Ridgway roots his stories in a firm sense of place; they are, with one exception, set in Dublin City. They are also given very contemporary settings; apart from three curious exceptions. Two of the stories are set in Dublin in the second half of the eighteenth century, and both make reference to a pivotal, but now relatively obscure, controversy in Dublin’s history: the decision to move the Custom House to the site where Gandon’s building now stands (Gandon features as a character in one of the stories) and the consequent shifting of the city’s main axis.

This choice of such an obtuse subject on which to hinge a short story is a stylistic counterpart to Ridgway’s thematic concern to write against the grain of what we consider to be modern Ireland. Consequently, we have here stories about quintessentially modern relationships (an Irishman visiting his male lover who is German and lives in Berlin; an Irishman brings his foreign male lover back to Dublin) alongside two stories of religious, specifically Catholic, obsession. He further assaults any preconceptions we might have, of course, by giving these latter two stories urban middle-class settings, and making one of the characters a successful woman in her thirties and the other a man.

Ridgway’s real preoccupation, however, is less with the social than the psychological landscape his characters inhabit. His stories display a sharp, almost forensic, eye for how the individual reacts to the shifting circumstances of life; to desire, to love and its disappearance, to ageing and death, to the random uncertainty of chance. This is less successful in the extreme situation of the Gothic bloodiness of ‘Ross and Kinder,’ than the more mundane events of stories like ‘The Ravages’ or ‘Sick as a Dog, Sad as an Angel.’ His character’s decisions are often baffling, sometimes tragic; their actions often selfish and hurtful, but Ridgway displays a sympathetic, if puzzled, understanding of them.
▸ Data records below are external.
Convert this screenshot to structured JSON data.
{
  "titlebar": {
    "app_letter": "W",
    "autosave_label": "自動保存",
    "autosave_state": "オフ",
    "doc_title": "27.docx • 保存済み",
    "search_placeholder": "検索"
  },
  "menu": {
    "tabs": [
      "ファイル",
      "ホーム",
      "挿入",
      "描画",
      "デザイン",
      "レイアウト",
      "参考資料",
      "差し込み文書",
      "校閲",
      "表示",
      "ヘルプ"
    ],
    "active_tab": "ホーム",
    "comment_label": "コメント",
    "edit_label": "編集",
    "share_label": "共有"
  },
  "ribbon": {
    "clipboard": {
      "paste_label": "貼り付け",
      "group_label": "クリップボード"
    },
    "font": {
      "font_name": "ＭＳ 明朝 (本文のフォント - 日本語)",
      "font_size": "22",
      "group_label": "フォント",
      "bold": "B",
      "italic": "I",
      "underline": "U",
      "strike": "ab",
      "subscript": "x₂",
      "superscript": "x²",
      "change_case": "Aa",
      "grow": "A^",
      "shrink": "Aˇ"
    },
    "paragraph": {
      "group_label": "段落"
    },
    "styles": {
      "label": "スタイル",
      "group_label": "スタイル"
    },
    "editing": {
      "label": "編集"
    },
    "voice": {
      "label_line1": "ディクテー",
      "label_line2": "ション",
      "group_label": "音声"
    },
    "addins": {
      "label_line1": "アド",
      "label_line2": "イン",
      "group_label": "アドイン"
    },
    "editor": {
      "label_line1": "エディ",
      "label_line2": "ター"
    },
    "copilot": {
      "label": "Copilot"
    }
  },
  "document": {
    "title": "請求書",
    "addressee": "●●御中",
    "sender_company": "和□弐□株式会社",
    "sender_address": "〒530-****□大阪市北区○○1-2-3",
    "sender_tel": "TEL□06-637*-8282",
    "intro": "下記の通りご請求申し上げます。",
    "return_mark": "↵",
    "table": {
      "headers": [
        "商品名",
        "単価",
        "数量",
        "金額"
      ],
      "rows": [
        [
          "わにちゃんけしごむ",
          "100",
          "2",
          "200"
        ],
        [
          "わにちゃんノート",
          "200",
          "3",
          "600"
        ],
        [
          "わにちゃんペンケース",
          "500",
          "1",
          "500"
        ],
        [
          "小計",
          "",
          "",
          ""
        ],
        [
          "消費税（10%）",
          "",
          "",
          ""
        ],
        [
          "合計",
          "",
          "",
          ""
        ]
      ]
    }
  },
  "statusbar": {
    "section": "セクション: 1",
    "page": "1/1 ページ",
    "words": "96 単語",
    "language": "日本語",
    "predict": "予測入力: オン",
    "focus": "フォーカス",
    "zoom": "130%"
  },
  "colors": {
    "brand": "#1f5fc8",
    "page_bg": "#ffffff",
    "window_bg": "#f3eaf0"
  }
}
This contributes to the collection having a lighter spirit than that which pervaded his ultimately quite bleak and pessimistic novel.

‘The Ravages’ is also an example of Ridgway juxtaposing the inner reality the individual inhabits with the outer, objective reality of what is happening – in ‘Headwound,’ for instance, we are jolted to find that we have been sharing the unhinged perspective of someone, who may or may not have just tried to kill his young son. That sense of uncertainty and mystery over the ending floats over many of these stories-most lyrically in the liminal quality of ‘How To Drown.’

Those stories about relationships between gay men stand in contrast to the other two books in that identity, being gay, is here a given. The rather meandering and overlong ‘Angelo’ is the only one which looks outside a relationship to the broader context in which gay has a social or political meaning, featuring as it does some very funny and satiric vignettes of Dublin’s gay scene. In stories like the almost perfect ‘The First Five Pages’ and ‘The Trouble with German,’ Ridgway explores sexual desire and emotional passion between gay men with a seriousness and insightfulness still extremely rare in Irish writing. He manages to show that these relationships are as messy and complicated, as liable to create unhappiness and misery as joy or satisfaction for those involved, as those between his heterosexual characters, while never reducing them to a bland mirror image of heterosexuality. A relationship between two men will always have a specific dynamic of its own; as will any relationship formed in the teeth of prejudice, as all queer relationships to a greater or lesser extent still are. In ‘Off Vico,’ he also writes about something unique to gay men, cruising and public sex, in a way which is refreshingly nonjudgmental, joyous and moving.